Senator Ben Small from WA also pledged support.

I agree with Senator Chandler’s position that men and women must have separate divisions when playing sport and have the right to participate in single-sex sport. It shouldn’t be the case where women are forced to play a sport, whether it be professional or social, against men and/or transgender women. We must keep common sense and fairness paramount, rather than increase the danger and risk to women. I will be supporting the Save Women’s Sport Bill. Sport is an integral part of our culture and brings communities together. We can’t allow fringe political movements to impact the integrity of sport.

Karen Andrews MP, in the seat of McPherson Qld, pledged support in principle, noting the bill was tabled in the senate, not the lower house.

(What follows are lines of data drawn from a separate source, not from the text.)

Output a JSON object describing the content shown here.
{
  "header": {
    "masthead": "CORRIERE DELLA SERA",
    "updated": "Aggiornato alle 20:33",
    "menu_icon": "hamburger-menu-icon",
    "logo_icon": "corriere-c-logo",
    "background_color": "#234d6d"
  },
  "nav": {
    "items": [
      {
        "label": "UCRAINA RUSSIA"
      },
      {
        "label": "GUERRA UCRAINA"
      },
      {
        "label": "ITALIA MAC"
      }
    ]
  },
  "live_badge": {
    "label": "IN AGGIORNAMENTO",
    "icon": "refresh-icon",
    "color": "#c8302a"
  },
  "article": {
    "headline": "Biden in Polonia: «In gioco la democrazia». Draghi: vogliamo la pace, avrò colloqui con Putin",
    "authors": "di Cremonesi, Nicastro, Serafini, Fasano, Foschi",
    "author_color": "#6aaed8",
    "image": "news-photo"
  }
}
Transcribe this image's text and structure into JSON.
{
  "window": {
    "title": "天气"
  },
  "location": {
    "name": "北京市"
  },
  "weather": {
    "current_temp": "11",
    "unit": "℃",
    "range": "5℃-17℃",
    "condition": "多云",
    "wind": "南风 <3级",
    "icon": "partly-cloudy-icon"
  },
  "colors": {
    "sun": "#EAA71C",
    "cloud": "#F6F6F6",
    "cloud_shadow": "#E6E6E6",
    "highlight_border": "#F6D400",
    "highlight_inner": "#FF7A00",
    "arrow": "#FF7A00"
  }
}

However, it’s important to note the Morrison Government supports the rights of Australian women and girls to play single-sex sport, so supports the principle behind Senator Chandler's Bill. 

Single-sex sport is a fundamental good for our society. It allows women and girls to participate and compete at sport from local level right up to national and international competition. Women’s single-sex sport exists for a straightforward reason – so that women and girls can play and compete in sport on a level playing field.

The Bill does not seek to ‘ban’ anybody from playing sport. It simply clarifies that the Sex Discrimination Act allows for the operation of single-sex sport, while continuing to recognise, and protect, individuals who may identify and be recognised within the community as a gender other than the sex they were assigned at birth.

So, far only two responses have stated they do not support the bill which would prevent males who appropriate womanhood participating in female sport.

Labor Shadow Minister for Families Linda Burney MP, sent a cop out statement, “This legislation has not been considered by our party. I suspect it won’t be debated in this parliamentary session.”

While it is true it will not likely be debated this session it doesn’t negate the fact that most Labor policies support males who appropriate womanhood.

The position of the party was confirmed by Shadow Minister for Women Tanya Plibersek who deflected from the real purpose of the bill which is to protect females in all sports at all times.

In Australia, women and girls already have the right to play single-sex sport, through the application of the competitive sport exemption in the Sex Discrimination Act 1984.

That exemption provides that it is not “unlawful to discriminate on the ground of sex, gender identity or intersex status by excluding persons from participation in any competitive sporting activity in which the strength, stamina or physique of competitors is relevant”. 

The exemption means that sporting clubs and associations can lawfully run single-sex sporting competitions.

Senator Chandler addressed this argument when tabling the bill, noting the legislation had become “weaponised” and required “clarification” to ensure women are protected.

The uncertainty of how and when the sports exemption in the Act can be applied is well documented. The Coalition of Major Professional and Participation Sports was forced to seek clarity on the operation of the Act from Sport Australia in 2018. Sport Australia, despite being the peak body for sport in Australia, was unable to provide clear advice and asked the AHRC for assistance.

The 50-page guidance document issued by AHRC and Sport Australia states that "The Guidelines do not provide a definitive legal answer to all of the issues if discrimination, harassment or victimisation that may arise under the Act. Organisations and individuals should seek their own legal advice if they have concerns regarding their compliance with the Act…".

Senator Chandler said the 50 page guideline in how to deal with males appropriating womanhood in sport contained  “unwieldy and unworkable expectations for many local and grassroots sporting clubs, competitions and volunteers who, under this interpretation of the Act, are exposed to legal action for offering single-sex sport for women and girls.”